The men’s basketball program makes money. It gets the most press, traditional and otherwise. It performs well on the court and does not embarrass the University off it. It has a coach who embraces his role as a spokesman for the University and is willing to kiss as many babies and conduct as many grip-and-grins as needed in order to spread the gospel.
So it looks bad, for the school as well as the CAA, when the University refuses to participate in a postseason tournament. Men’s basketball sure as hell is not The Sport at Northeastern, where the Huskies play their home games in a hockey arena that looks and feels a lot a 19th-century theatre. Yet the administration there thought enough of the program to send it out west for a pair of games in the CBI and to risk a potential home game if the Huskies got any farther.

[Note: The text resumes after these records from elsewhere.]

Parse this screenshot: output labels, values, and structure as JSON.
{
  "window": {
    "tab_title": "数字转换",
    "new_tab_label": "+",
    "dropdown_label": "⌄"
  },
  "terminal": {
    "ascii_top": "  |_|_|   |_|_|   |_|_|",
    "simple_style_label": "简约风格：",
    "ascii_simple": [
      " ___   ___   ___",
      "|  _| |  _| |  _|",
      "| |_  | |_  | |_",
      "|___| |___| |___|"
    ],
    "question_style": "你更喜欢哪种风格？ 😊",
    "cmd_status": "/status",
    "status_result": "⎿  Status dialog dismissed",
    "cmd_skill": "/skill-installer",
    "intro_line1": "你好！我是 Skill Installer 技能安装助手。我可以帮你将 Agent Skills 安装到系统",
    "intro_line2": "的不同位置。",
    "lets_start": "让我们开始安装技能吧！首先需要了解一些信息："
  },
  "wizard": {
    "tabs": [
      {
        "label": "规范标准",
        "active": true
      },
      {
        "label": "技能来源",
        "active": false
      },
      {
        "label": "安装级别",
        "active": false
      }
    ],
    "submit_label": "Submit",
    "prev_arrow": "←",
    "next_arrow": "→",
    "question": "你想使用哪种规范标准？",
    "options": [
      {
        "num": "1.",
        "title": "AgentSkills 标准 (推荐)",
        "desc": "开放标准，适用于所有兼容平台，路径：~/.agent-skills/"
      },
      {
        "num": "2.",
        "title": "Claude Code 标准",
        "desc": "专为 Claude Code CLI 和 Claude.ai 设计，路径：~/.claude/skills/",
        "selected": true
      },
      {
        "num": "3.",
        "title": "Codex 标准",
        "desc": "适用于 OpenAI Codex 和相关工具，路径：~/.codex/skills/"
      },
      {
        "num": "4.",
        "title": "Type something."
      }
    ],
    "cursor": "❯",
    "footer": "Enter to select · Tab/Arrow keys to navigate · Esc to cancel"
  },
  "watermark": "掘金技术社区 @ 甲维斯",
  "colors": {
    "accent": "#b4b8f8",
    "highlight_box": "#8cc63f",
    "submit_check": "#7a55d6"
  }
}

I don’t think men’s hoops is The Sport at James Madison, where the football team was ranked no. 1 for most of last season. But the administration recognized the value of rewarding a team that exceeded all expectations by having its best season in a decade
The Flying Dutchmen were one of only seven 20-win teams that failed to participate in a postseason tournament. Only one of those other schools (Wright State of the Horizon) came from a conference ranked above the CAA by Ken Pomeroy. The others came from the Sun Belt, Southland and Big South. Not exactly the company the CAA wants to keep.
Tom Pecora has laughably come under fire for the Dutchmen passing on the CIT. Some fans think the Dutchmen turned the bid down because he wanted to hang on to his analyst gig with CBS College Sports Network. That’s hilarious. You think Pecora’s desire to get some face time on a network nobody gets trumps his competitive desires? He’s got a team that’s primed to peak over the next two years and he’d rather talk about the NCAA Tournament instead of get the Dutchmen some more experience? Please.
Some believe that Pecora hinted during an interview on WRHU that one reason the school turned a bid down was the lackluster performance of the seniors. I haven’t heard the interview so I have no idea if that’s true or not, but even if it is, so what? The CIT wouldn’t be about one more lap around the track for Darren Townes or Arminas Urbutis.
It’d be about getting some more postseason experience for the underclassmen—just like ODU (one senior on its roster), JMU (two seniors) and Northeastern (three seniors) did for their underclassmen-dominated teams and just like Pecora wanted to back in February.
“I think it’s a good thing if you do have a young team, like us,” Pecora told the New York Daily News’ Sean Brennan in early February. “We have a core of three sophomores (Charles Jenkins, Greg Washington and Nathaniel Lester) , so why wouldn’t I want to play more games and get my guys more experience?”
Pecora co-signed that letter to Pride Club members, but don’t kid yourself. He’s a smart man, and he knows there’s no arguing with the bosses when it comes to the nickels and the dimes. This decision came from the top and is a big giant insult—to the players as much as it is to the fans.
Maybe it’s a good life lesson for the players. From here on out, you are nothing more than figures on the bottom line to the people for whom you perform. You can exceed expectations, perform your best at crunch time and still get nothing.
The rest of us are used to feeling like a number. Over the last five years, ticket prices at the Arena have more than doubled. In 2003-04, you could get premium season tickets, the Pride Club discount and membership in the Pride Club for $116. Today, that same trio costs you a cool $246. But you get 25 percent off a maximum of four season tickets with a $100 donation!
Yet the administration that thought nothing of dramatically hiking your ticket prices now doesn’t think it’s worth paying $28,000 to reward you with a postseason tournament game. Too bad. I bet it would have been easier to sell re-seating and another price hike if the Flying Dutchmen actually won the CIT.
Email Jerry at email@example.com. And join the Defiantly Dutch group at Facebook today!